The third economic problem that I want to mention is the situation in the West Indies. I should like to know more about how the Government are facing the alarming situation that is developing economically in the West Indies. Before long the workers who have been employed on the American bases will be returning to their homes. In some places, as an hon. Friend reminds me, work is finishing now, and there will be a most grave unemployment situation. In certain Colonies there is already a very great problem of surplus population. Consequently, the economic situation will become very bad indeed. At the same time, the cost of living is rising. There are shipping difficulties. We have not mobilised the production of food to anything like a sufficient degree to meet the needs of this population of nearly 3,000,000, and so far as rice is concerned, although the Under-Secretary said that certain things had been done, I doubt if they are adequate to feed the populations of our own territories. I put it that we are face to face with a very grave situation which calls for the gravest attention from the Government at the present moment. It is quite true there has been an Anglo-American Commission, and presumably it has reported. The American Ambassador made a speech the other day about it. As far as I know, we have not had a report here. Presumably, there are steps to be taken in regard to the control of prices, to the rationing of goods, to increasing local production, organising shipping and the rest, but I am very apprehensive, and I would like to know more of the Government's economic policy in this respect.

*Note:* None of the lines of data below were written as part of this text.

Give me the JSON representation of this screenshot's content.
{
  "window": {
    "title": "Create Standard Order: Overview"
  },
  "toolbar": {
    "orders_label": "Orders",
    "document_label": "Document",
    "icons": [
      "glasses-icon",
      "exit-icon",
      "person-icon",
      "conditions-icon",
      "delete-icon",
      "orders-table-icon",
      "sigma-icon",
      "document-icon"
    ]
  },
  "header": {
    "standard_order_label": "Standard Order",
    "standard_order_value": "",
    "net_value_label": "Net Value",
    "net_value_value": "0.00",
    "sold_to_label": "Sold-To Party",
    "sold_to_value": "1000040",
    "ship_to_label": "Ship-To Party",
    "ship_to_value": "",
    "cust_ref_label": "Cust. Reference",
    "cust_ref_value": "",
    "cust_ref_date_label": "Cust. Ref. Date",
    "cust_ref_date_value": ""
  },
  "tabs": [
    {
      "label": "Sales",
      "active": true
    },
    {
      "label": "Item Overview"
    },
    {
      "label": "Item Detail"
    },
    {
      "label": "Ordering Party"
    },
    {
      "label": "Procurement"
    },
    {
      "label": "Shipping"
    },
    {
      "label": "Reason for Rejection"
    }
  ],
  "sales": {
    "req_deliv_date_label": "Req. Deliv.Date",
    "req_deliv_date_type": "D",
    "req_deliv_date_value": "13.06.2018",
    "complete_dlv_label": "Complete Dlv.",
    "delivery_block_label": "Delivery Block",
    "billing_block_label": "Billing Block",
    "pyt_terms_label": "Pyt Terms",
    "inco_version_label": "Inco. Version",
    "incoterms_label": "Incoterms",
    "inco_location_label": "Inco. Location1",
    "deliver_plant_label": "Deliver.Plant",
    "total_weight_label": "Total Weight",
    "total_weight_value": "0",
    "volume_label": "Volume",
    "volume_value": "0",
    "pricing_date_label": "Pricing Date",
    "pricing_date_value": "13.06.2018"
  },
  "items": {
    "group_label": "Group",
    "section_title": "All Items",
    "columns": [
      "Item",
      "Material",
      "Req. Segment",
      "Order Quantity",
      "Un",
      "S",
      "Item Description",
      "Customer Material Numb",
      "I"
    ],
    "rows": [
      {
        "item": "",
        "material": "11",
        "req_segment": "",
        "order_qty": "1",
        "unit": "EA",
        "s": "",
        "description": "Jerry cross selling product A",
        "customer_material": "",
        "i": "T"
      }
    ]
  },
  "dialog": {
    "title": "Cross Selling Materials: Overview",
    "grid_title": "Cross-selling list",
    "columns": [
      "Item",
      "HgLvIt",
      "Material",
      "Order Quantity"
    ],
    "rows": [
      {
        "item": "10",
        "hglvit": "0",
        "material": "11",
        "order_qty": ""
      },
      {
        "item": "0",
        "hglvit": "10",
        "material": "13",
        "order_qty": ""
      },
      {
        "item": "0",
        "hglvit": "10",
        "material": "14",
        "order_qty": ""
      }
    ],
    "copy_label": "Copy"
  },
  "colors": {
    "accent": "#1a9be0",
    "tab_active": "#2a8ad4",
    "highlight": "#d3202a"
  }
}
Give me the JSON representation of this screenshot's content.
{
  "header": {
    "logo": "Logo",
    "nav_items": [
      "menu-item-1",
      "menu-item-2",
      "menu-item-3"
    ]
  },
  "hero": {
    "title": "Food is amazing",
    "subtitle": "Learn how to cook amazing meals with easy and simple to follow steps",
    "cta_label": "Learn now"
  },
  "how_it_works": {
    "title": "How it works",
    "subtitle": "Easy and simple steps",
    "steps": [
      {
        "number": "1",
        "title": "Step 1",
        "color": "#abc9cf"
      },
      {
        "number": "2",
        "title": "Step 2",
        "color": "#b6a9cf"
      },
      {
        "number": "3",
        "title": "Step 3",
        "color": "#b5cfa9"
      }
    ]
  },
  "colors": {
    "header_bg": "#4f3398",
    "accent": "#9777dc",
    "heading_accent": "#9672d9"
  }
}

Then there is the problem of social distress. We have had for the last two years the Colonial Development and Welfare Act. We were told the other day that no fewer than 83 schemes in a dozen categories had been endorsed, though the expenditure indicated by my right hon. Friend is not quite in harmony with other information given to this House a little while back. The figure of £800,000 under the Colonial Development and Welfare Act was mentioned as against £250,000 in the return to 30th June. I am open to correction on the point.